A newly-released report about youth sports participation in Western New York shows a lack of physical activity by many young people. But it also offers ideas on how to get kids more interested and involved with sports. It begins with a question for the children: "What do YOU want?"
The Aspen Institute, in cooperation with the Community Foundation for Greater Buffalo and the Ralph C. Wilson Jr. Foundation, conducted the research and learned while more than 80 percent of Western New York parents expressed appreciation and support for having their kids involved in sports, less than 20 percent of the region's kids take part in physical activity for at least one hour daily.
The report also finds that the culture of neighborhood kids getting together to play pickup games on their own has virtually disappeared. Mary Wilson, widow of the late Buffalo Bills founder and longtime owner Ralph Wilson, pointed this out as one of the alarming findings within the report. She lamented the lack of kids getting together to play games on their own, away from the modern-day structure and parental involvement.
"It was great riding my bike, running in the neighborhood, playing neighborhood football until my mother put a tennis racket in my hand," Mrs. Wilson said. "It was a great way to grow up."
Backers of the State of Play say the research shows such improvised physical activity leads to better performances in the classroom, a lower likelihood of developing costly chronic health problems and a greater likelihood of raising children with better health habits.
So why and how is it that video games have captured the hearts and attention of kids? Tom Farrey, a former reporter for ESPN and now executive director of the Sports and Society Program at the Aspen Institute, says video games offer kids the action, creativity and interaction that they don't necessarily get with sports.
"It has everything except for physical activity," he said. "Then you go to a youth sport practice and a kid might touch the ball three times in the course of a game or practice. And then you wonder why they check out after a while."
The State of Play report offers eight strategies to renew interest in youth sport participation. It begins with asking children what it is they want from sports. Caleigh Alvarez, a 14-year-old who participates in synchronized swimming with the Tonawanda Auqettes organization, suggests sports need to be more affordable.
"I know a lot of sports that to be on the team you have to pay a lot," she said. "So, it's kind of hard for some people to join the teams and stay on the teams. It would probably be easier if it didn't cost as much money."
Money has indeed become a key factor in keeping many kids away from sports. Farrey says that's a problem that shouldn't have to happen. He pointed to soccer as an example, a sport he says is played in most parts of the world by poor kids who need only a ball and a space to play.
"However, in the United States and in this region here, somehow we've turned this into a game where some parents are stroking checks north of two-thousand dollars a year to have their kids play soccer," Farrey said.

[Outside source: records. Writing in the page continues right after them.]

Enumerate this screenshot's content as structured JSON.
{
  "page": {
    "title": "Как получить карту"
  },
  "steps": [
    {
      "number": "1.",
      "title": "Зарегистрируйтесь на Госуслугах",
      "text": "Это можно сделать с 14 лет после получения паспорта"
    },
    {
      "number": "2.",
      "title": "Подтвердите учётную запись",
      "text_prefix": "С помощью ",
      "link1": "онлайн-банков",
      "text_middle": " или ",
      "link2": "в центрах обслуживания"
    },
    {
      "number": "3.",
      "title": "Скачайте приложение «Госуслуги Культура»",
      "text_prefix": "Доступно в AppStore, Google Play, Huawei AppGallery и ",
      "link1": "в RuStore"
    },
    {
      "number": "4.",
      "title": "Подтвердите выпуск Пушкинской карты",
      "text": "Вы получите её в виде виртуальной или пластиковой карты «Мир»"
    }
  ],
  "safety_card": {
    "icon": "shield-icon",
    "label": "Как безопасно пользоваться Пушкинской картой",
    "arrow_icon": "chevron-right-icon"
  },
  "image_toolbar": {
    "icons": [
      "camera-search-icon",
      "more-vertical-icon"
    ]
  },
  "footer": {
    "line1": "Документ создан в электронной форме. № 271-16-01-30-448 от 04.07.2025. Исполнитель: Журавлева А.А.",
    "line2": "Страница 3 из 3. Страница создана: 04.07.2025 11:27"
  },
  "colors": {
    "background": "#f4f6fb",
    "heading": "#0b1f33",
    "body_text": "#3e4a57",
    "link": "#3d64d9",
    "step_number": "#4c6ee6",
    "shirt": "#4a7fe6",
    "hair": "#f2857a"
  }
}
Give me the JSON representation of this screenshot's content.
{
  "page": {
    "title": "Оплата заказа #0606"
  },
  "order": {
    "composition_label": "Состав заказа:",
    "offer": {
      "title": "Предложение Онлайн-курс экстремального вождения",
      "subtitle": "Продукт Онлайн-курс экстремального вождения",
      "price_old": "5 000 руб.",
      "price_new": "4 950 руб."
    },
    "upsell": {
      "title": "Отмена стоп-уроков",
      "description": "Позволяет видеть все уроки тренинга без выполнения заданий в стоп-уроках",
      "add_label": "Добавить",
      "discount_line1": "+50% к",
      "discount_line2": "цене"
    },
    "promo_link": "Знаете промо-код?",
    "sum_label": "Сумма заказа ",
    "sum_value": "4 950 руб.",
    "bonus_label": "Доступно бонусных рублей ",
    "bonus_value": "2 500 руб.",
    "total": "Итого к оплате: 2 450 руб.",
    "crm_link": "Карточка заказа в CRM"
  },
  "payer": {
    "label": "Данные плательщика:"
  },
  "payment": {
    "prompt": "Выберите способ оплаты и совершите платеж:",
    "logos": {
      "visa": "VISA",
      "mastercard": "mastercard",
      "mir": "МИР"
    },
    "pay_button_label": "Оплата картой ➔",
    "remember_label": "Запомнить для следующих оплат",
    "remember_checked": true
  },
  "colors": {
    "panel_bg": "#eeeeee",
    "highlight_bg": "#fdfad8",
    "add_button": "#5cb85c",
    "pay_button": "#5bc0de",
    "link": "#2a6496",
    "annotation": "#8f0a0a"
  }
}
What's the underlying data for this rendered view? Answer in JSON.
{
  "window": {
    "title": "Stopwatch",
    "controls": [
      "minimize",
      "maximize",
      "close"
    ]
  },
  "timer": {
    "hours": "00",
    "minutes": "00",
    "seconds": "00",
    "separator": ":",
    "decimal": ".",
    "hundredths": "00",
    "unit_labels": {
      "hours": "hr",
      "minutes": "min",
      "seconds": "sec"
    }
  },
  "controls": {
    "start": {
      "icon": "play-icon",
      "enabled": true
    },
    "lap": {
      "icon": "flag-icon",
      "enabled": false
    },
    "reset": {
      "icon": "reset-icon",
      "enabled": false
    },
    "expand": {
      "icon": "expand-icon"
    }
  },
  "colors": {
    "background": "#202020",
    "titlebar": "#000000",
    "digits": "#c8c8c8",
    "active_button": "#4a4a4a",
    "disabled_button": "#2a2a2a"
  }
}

The State of Play report encourages a return of free play, even among organized programs. Allowing kids more opportunities to set their own game rules will help them with leadership and social skill development, said Community Foundation for Greater Buffalo president and CEO Clotilde Perez-Bode Dedecker.
"Sports should be fun," she said. "Sports are about physical activity. They're about learning how to play and work with others, and they're about developing a lifelong commitment to staying active and developing that habit and that behavior."
Coming in Part Two: The State of Play encourages parents to allow sports sampling, rather than force kids to specialize in one sport. Report backers also offer ideas for how to make more safe, quality play spaces available to kids.